### WHAT IS REQUIRED
A verbatim copy of the records below, pictures omitted, is the task.

Element data from apps and pages:

+++

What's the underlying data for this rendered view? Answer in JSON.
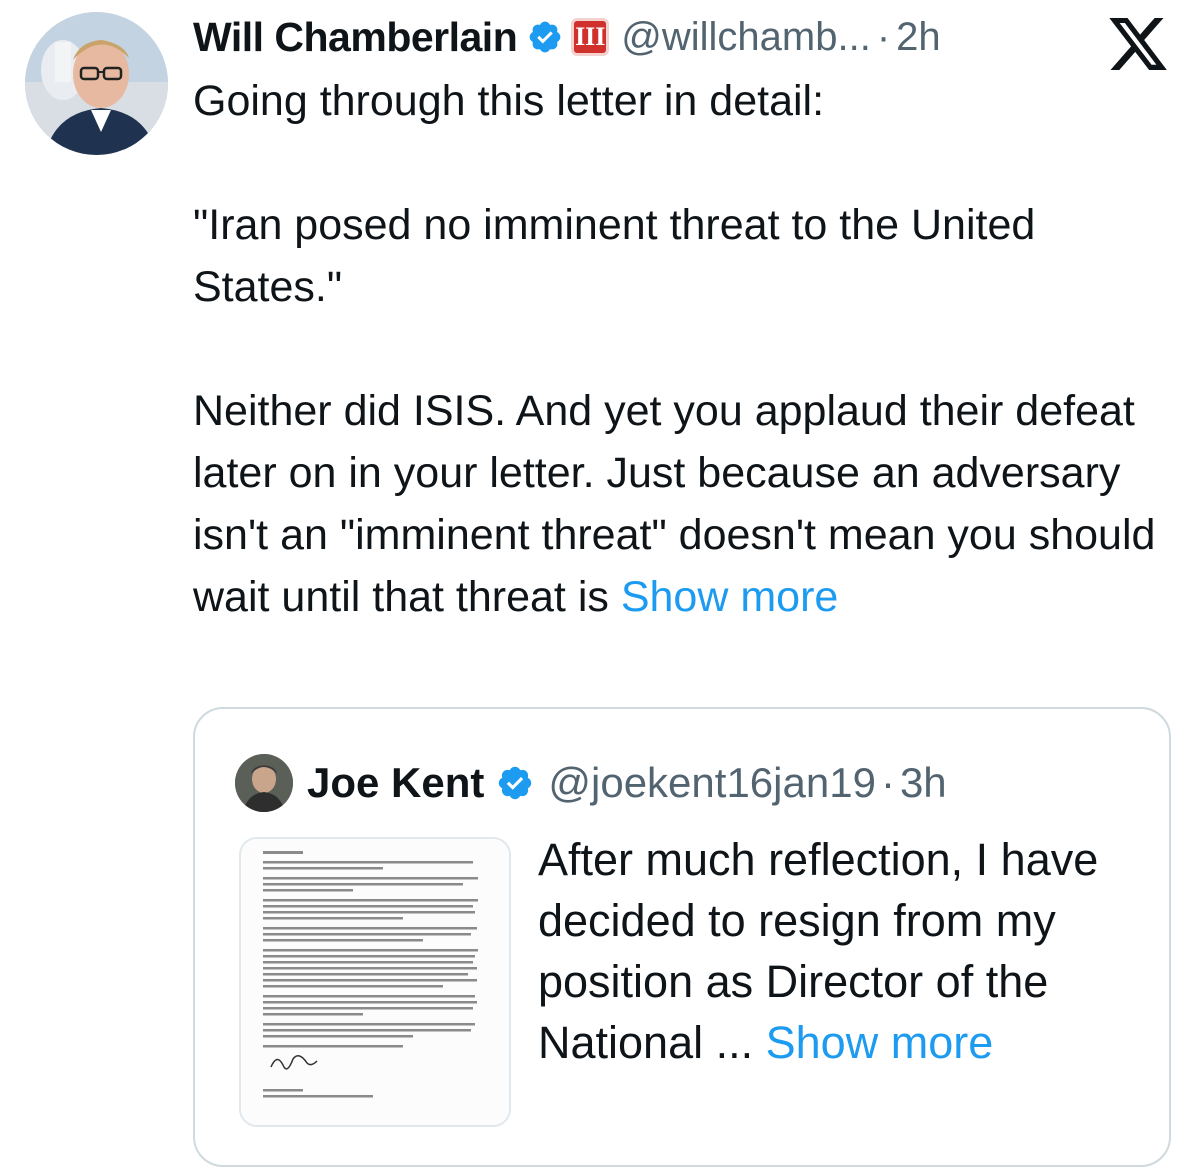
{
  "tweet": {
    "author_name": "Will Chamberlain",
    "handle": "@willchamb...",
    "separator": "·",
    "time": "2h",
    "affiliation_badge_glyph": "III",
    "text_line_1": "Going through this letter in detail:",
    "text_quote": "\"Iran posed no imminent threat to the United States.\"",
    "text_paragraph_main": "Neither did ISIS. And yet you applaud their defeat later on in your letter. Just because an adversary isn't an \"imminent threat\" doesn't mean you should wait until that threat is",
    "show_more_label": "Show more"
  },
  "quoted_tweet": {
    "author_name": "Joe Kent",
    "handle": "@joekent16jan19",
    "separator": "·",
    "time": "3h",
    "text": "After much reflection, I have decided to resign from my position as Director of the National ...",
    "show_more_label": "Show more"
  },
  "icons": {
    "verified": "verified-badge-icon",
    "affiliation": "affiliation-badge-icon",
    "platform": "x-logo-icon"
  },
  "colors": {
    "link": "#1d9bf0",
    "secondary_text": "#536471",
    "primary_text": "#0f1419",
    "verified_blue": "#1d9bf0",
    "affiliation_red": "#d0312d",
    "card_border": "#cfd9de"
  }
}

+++

### EXERCISE RESPONSE
What's the underlying data for this rendered view? Answer in JSON.
{
  "tweet": {
    "author_name": "Will Chamberlain",
    "handle": "@willchamb...",
    "separator": "·",
    "time": "2h",
    "affiliation_badge_glyph": "III",
    "text_line_1": "Going through this letter in detail:",
    "text_quote": "\"Iran posed no imminent threat to the United States.\"",
    "text_paragraph_main": "Neither did ISIS. And yet you applaud their defeat later on in your letter. Just because an adversary isn't an \"imminent threat\" doesn't mean you should wait until that threat is",
    "show_more_label": "Show more"
  },
  "quoted_tweet": {
    "author_name": "Joe Kent",
    "handle": "@joekent16jan19",
    "separator": "·",
    "time": "3h",
    "text": "After much reflection, I have decided to resign from my position as Director of the National ...",
    "show_more_label": "Show more"
  },
  "icons": {
    "verified": "verified-badge-icon",
    "affiliation": "affiliation-badge-icon",
    "platform": "x-logo-icon"
  },
  "colors": {
    "link": "#1d9bf0",
    "secondary_text": "#536471",
    "primary_text": "#0f1419",
    "verified_blue": "#1d9bf0",
    "affiliation_red": "#d0312d",
    "card_border": "#cfd9de"
  }
}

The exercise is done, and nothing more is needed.